**WORK INSTRUCTION**
Give back all the data exactly as it was written.

[[ RECORDS FOR THE TASK, beginning ]]

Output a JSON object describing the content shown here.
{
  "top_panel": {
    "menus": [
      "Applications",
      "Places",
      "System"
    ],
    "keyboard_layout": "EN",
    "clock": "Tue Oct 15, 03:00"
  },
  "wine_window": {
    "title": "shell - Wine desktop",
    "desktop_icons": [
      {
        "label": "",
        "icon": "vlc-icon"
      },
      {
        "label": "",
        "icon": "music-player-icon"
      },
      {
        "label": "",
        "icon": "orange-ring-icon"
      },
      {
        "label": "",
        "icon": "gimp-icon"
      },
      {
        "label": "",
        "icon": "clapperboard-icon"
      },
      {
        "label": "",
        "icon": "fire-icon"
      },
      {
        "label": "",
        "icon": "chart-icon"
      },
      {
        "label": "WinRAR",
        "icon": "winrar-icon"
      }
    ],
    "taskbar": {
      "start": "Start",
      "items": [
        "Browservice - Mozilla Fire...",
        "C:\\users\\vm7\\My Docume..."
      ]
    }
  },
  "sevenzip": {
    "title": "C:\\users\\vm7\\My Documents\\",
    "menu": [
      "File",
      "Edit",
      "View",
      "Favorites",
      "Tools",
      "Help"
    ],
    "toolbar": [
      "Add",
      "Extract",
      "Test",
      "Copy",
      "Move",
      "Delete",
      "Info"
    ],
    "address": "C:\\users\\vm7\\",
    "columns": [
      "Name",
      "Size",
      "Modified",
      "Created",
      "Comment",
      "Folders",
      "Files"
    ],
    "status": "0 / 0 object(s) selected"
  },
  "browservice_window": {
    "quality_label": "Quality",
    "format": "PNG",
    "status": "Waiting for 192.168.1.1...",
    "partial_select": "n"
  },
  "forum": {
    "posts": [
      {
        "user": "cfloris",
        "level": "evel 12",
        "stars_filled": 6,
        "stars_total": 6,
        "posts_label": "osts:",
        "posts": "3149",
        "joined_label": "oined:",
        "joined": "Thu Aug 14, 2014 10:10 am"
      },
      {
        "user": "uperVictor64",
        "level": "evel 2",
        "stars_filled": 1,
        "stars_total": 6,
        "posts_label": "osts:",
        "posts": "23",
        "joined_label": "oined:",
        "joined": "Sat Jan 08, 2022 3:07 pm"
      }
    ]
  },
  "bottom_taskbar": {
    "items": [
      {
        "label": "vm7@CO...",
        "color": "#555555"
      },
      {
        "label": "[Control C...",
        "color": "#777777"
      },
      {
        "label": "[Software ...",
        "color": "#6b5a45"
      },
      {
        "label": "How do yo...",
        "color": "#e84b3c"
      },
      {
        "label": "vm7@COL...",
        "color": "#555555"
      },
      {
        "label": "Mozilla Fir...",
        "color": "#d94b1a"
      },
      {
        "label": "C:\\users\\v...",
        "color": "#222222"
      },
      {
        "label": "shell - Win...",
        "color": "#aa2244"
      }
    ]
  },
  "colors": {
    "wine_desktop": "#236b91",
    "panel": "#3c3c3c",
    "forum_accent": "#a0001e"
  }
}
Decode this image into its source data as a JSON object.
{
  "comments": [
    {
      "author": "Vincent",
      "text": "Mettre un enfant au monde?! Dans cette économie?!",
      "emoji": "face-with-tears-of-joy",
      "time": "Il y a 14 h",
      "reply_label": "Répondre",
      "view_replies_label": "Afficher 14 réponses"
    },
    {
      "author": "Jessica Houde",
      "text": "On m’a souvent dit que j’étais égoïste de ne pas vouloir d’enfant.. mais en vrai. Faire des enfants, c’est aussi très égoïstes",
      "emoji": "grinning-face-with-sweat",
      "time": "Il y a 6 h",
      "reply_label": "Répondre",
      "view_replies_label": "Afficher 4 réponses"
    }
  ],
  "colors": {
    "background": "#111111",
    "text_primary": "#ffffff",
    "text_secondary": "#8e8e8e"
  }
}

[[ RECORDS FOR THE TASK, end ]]

**TASK RESULT**
Output a JSON object describing the content shown here.
{
  "top_panel": {
    "menus": [
      "Applications",
      "Places",
      "System"
    ],
    "keyboard_layout": "EN",
    "clock": "Tue Oct 15, 03:00"
  },
  "wine_window": {
    "title": "shell - Wine desktop",
    "desktop_icons": [
      {
        "label": "",
        "icon": "vlc-icon"
      },
      {
        "label": "",
        "icon": "music-player-icon"
      },
      {
        "label": "",
        "icon": "orange-ring-icon"
      },
      {
        "label": "",
        "icon": "gimp-icon"
      },
      {
        "label": "",
        "icon": "clapperboard-icon"
      },
      {
        "label": "",
        "icon": "fire-icon"
      },
      {
        "label": "",
        "icon": "chart-icon"
      },
      {
        "label": "WinRAR",
        "icon": "winrar-icon"
      }
    ],
    "taskbar": {
      "start": "Start",
      "items": [
        "Browservice - Mozilla Fire...",
        "C:\\users\\vm7\\My Docume..."
      ]
    }
  },
  "sevenzip": {
    "title": "C:\\users\\vm7\\My Documents\\",
    "menu": [
      "File",
      "Edit",
      "View",
      "Favorites",
      "Tools",
      "Help"
    ],
    "toolbar": [
      "Add",
      "Extract",
      "Test",
      "Copy",
      "Move",
      "Delete",
      "Info"
    ],
    "address": "C:\\users\\vm7\\",
    "columns": [
      "Name",
      "Size",
      "Modified",
      "Created",
      "Comment",
      "Folders",
      "Files"
    ],
    "status": "0 / 0 object(s) selected"
  },
  "browservice_window": {
    "quality_label": "Quality",
    "format": "PNG",
    "status": "Waiting for 192.168.1.1...",
    "partial_select": "n"
  },
  "forum": {
    "posts": [
      {
        "user": "cfloris",
        "level": "evel 12",
        "stars_filled": 6,
        "stars_total": 6,
        "posts_label": "osts:",
        "posts": "3149",
        "joined_label": "oined:",
        "joined": "Thu Aug 14, 2014 10:10 am"
      },
      {
        "user": "uperVictor64",
        "level": "evel 2",
        "stars_filled": 1,
        "stars_total": 6,
        "posts_label": "osts:",
        "posts": "23",
        "joined_label": "oined:",
        "joined": "Sat Jan 08, 2022 3:07 pm"
      }
    ]
  },
  "bottom_taskbar": {
    "items": [
      {
        "label": "vm7@CO...",
        "color": "#555555"
      },
      {
        "label": "[Control C...",
        "color": "#777777"
      },
      {
        "label": "[Software ...",
        "color": "#6b5a45"
      },
      {
        "label": "How do yo...",
        "color": "#e84b3c"
      },
      {
        "label": "vm7@COL...",
        "color": "#555555"
      },
      {
        "label": "Mozilla Fir...",
        "color": "#d94b1a"
      },
      {
        "label": "C:\\users\\v...",
        "color": "#222222"
      },
      {
        "label": "shell - Win...",
        "color": "#aa2244"
      }
    ]
  },
  "colors": {
    "wine_desktop": "#236b91",
    "panel": "#3c3c3c",
    "forum_accent": "#a0001e"
  }
}
Decode this image into its source data as a JSON object.
{
  "comments": [
    {
      "author": "Vincent",
      "text": "Mettre un enfant au monde?! Dans cette économie?!",
      "emoji": "face-with-tears-of-joy",
      "time": "Il y a 14 h",
      "reply_label": "Répondre",
      "view_replies_label": "Afficher 14 réponses"
    },
    {
      "author": "Jessica Houde",
      "text": "On m’a souvent dit que j’étais égoïste de ne pas vouloir d’enfant.. mais en vrai. Faire des enfants, c’est aussi très égoïstes",
      "emoji": "grinning-face-with-sweat",
      "time": "Il y a 6 h",
      "reply_label": "Répondre",
      "view_replies_label": "Afficher 4 réponses"
    }
  ],
  "colors": {
    "background": "#111111",
    "text_primary": "#ffffff",
    "text_secondary": "#8e8e8e"
  }
}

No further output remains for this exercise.